Below, find each line holding "value" and state how many there are, using the number alone.

··· RECORDED DATA ···

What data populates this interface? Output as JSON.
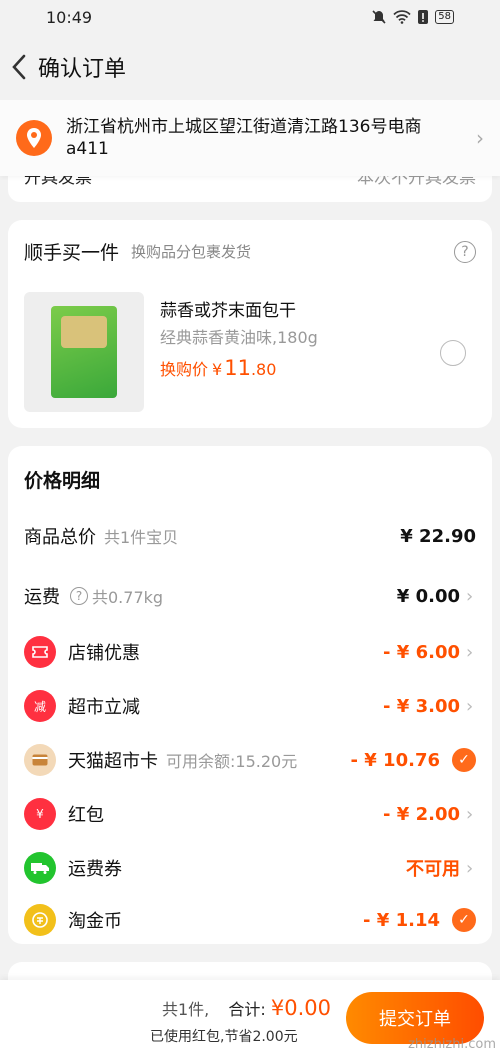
{
  "status": {
    "time": "10:49",
    "battery": "58"
  },
  "nav": {
    "title": "确认订单"
  },
  "address": {
    "text": "浙江省杭州市上城区望江街道清江路136号电商a411"
  },
  "invoice": {
    "label": "开具发票",
    "value": "本次不开具发票"
  },
  "addon": {
    "title": "顺手买一件",
    "subtitle": "换购品分包裹发货",
    "product": {
      "name": "蒜香或芥末面包干",
      "spec": "经典蒜香黄油味,180g",
      "price_label": "换购价",
      "currency": "¥",
      "price_int": "11",
      "price_dec": ".80"
    }
  },
  "price_detail": {
    "title": "价格明细",
    "rows": [
      {
        "label": "商品总价",
        "sub": "共1件宝贝",
        "value": "¥ 22.90"
      },
      {
        "label": "运费",
        "sub": "共0.77kg",
        "value": "¥ 0.00"
      },
      {
        "label": "店铺优惠",
        "value": "- ¥ 6.00"
      },
      {
        "label": "超市立减",
        "value": "- ¥ 3.00"
      },
      {
        "label": "天猫超市卡",
        "sub": "可用余额:15.20元",
        "value": "- ¥ 10.76"
      },
      {
        "label": "红包",
        "value": "- ¥ 2.00"
      },
      {
        "label": "运费券",
        "value": "不可用"
      },
      {
        "label": "淘金币",
        "value": "- ¥ 1.14"
      }
    ],
    "icons": {
      "coupon_text": "减",
      "red_packet_text": "¥"
    }
  },
  "footer": {
    "count": "共1件,",
    "total_label": "合计:",
    "amount": "¥0.00",
    "savings": "已使用红包,节省2.00元",
    "submit": "提交订单"
  },
  "watermark": "zhizhizhi.com",
  "colors": {
    "accent": "#ff5000",
    "orange": "#ff6a1a"
  }
}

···

ANSWER TO THE PROBLEM. 9